Entries supplied START

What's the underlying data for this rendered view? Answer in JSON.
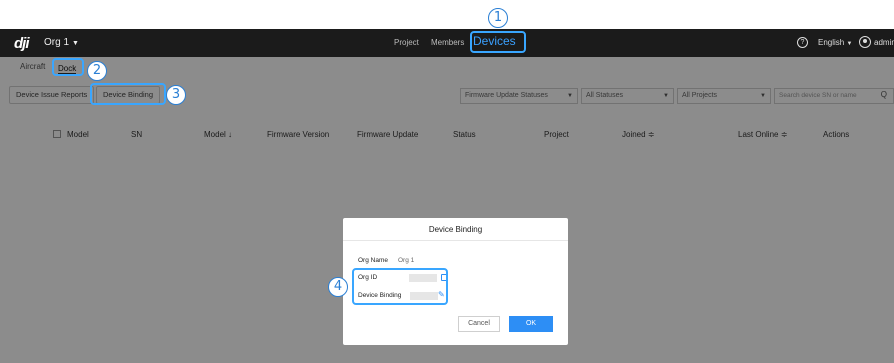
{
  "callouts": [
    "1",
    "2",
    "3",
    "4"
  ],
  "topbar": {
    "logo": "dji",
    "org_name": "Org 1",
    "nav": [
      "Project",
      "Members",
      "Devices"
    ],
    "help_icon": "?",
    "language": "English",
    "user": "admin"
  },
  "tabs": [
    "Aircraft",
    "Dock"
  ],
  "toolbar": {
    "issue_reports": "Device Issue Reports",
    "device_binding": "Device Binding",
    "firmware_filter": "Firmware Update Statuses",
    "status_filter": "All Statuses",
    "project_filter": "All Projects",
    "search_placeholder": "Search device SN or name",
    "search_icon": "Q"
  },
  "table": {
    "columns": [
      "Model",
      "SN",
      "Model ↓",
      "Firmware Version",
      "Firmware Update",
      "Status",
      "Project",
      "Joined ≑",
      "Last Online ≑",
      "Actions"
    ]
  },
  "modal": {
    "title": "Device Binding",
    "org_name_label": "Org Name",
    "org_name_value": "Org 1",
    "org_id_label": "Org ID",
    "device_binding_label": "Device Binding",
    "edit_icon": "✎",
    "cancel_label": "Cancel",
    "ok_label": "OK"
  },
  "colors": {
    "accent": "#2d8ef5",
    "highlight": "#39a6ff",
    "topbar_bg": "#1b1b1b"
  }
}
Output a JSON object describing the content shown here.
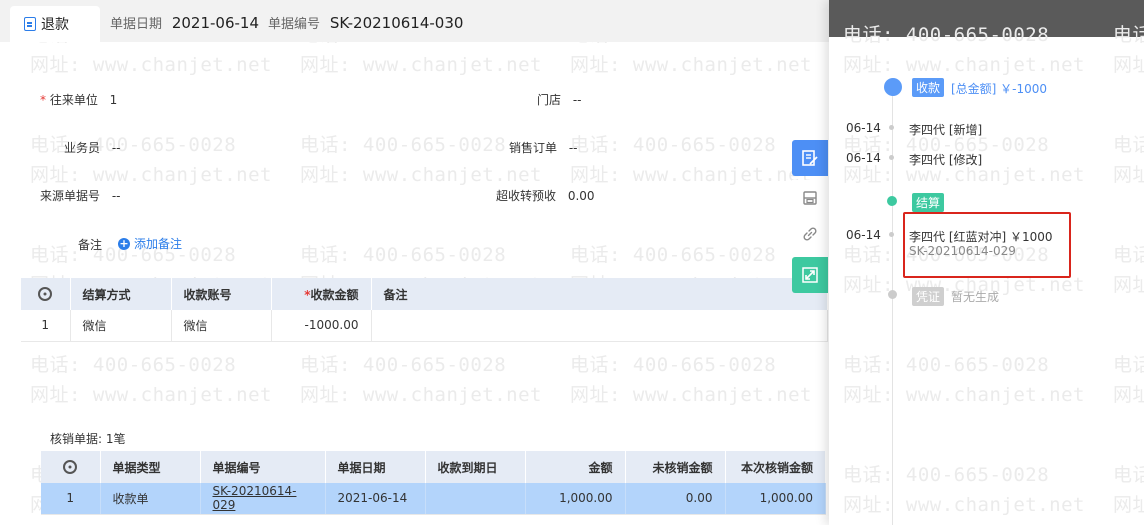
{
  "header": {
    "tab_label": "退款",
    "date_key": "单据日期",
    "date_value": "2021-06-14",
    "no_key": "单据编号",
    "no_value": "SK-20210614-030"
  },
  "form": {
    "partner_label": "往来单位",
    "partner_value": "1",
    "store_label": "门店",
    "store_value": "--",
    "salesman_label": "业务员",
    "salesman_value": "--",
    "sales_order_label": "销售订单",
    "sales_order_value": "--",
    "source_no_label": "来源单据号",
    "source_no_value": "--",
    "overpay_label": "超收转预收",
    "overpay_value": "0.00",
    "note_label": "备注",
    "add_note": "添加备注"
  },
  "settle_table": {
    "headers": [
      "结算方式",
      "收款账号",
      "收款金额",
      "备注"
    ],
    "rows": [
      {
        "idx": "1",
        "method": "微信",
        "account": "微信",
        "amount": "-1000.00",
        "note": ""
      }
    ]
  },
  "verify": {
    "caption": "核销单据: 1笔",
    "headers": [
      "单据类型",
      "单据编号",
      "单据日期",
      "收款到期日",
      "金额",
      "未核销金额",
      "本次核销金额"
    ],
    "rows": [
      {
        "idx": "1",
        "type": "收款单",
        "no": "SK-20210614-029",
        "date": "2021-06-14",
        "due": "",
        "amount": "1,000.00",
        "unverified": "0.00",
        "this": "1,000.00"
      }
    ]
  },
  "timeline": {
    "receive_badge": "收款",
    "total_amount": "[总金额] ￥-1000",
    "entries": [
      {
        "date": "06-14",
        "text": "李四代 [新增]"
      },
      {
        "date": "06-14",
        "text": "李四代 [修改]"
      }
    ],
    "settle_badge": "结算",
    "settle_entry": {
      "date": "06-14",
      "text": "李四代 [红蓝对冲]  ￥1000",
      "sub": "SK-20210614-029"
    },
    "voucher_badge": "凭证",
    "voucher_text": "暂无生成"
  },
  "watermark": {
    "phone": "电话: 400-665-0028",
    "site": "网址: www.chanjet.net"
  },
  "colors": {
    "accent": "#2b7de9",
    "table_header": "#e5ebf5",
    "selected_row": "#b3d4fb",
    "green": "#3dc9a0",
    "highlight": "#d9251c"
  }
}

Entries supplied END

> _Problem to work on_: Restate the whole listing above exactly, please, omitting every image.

> _Response to the task_:
What's the underlying data for this rendered view? Answer in JSON.
{
  "callouts": [
    "1",
    "2",
    "3",
    "4"
  ],
  "topbar": {
    "logo": "dji",
    "org_name": "Org 1",
    "nav": [
      "Project",
      "Members",
      "Devices"
    ],
    "help_icon": "?",
    "language": "English",
    "user": "admin"
  },
  "tabs": [
    "Aircraft",
    "Dock"
  ],
  "toolbar": {
    "issue_reports": "Device Issue Reports",
    "device_binding": "Device Binding",
    "firmware_filter": "Firmware Update Statuses",
    "status_filter": "All Statuses",
    "project_filter": "All Projects",
    "search_placeholder": "Search device SN or name",
    "search_icon": "Q"
  },
  "table": {
    "columns": [
      "Model",
      "SN",
      "Model ↓",
      "Firmware Version",
      "Firmware Update",
      "Status",
      "Project",
      "Joined ≑",
      "Last Online ≑",
      "Actions"
    ]
  },
  "modal": {
    "title": "Device Binding",
    "org_name_label": "Org Name",
    "org_name_value": "Org 1",
    "org_id_label": "Org ID",
    "device_binding_label": "Device Binding",
    "edit_icon": "✎",
    "cancel_label": "Cancel",
    "ok_label": "OK"
  },
  "colors": {
    "accent": "#2d8ef5",
    "highlight": "#39a6ff",
    "topbar_bg": "#1b1b1b"
  }
}
Output a JSON object describing the content shown here.
{
  "header": {
    "tab_label": "退款",
    "date_key": "单据日期",
    "date_value": "2021-06-14",
    "no_key": "单据编号",
    "no_value": "SK-20210614-030"
  },
  "form": {
    "partner_label": "往来单位",
    "partner_value": "1",
    "store_label": "门店",
    "store_value": "--",
    "salesman_label": "业务员",
    "salesman_value": "--",
    "sales_order_label": "销售订单",
    "sales_order_value": "--",
    "source_no_label": "来源单据号",
    "source_no_value": "--",
    "overpay_label": "超收转预收",
    "overpay_value": "0.00",
    "note_label": "备注",
    "add_note": "添加备注"
  },
  "settle_table": {
    "headers": [
      "结算方式",
      "收款账号",
      "收款金额",
      "备注"
    ],
    "rows": [
      {
        "idx": "1",
        "method": "微信",
        "account": "微信",
        "amount": "-1000.00",
        "note": ""
      }
    ]
  },
  "verify": {
    "caption": "核销单据: 1笔",
    "headers": [
      "单据类型",
      "单据编号",
      "单据日期",
      "收款到期日",
      "金额",
      "未核销金额",
      "本次核销金额"
    ],
    "rows": [
      {
        "idx": "1",
        "type": "收款单",
        "no": "SK-20210614-029",
        "date": "2021-06-14",
        "due": "",
        "amount": "1,000.00",
        "unverified": "0.00",
        "this": "1,000.00"
      }
    ]
  },
  "timeline": {
    "receive_badge": "收款",
    "total_amount": "[总金额] ￥-1000",
    "entries": [
      {
        "date": "06-14",
        "text": "李四代 [新增]"
      },
      {
        "date": "06-14",
        "text": "李四代 [修改]"
      }
    ],
    "settle_badge": "结算",
    "settle_entry": {
      "date": "06-14",
      "text": "李四代 [红蓝对冲]  ￥1000",
      "sub": "SK-20210614-029"
    },
    "voucher_badge": "凭证",
    "voucher_text": "暂无生成"
  },
  "watermark": {
    "phone": "电话: 400-665-0028",
    "site": "网址: www.chanjet.net"
  },
  "colors": {
    "accent": "#2b7de9",
    "table_header": "#e5ebf5",
    "selected_row": "#b3d4fb",
    "green": "#3dc9a0",
    "highlight": "#d9251c"
  }
}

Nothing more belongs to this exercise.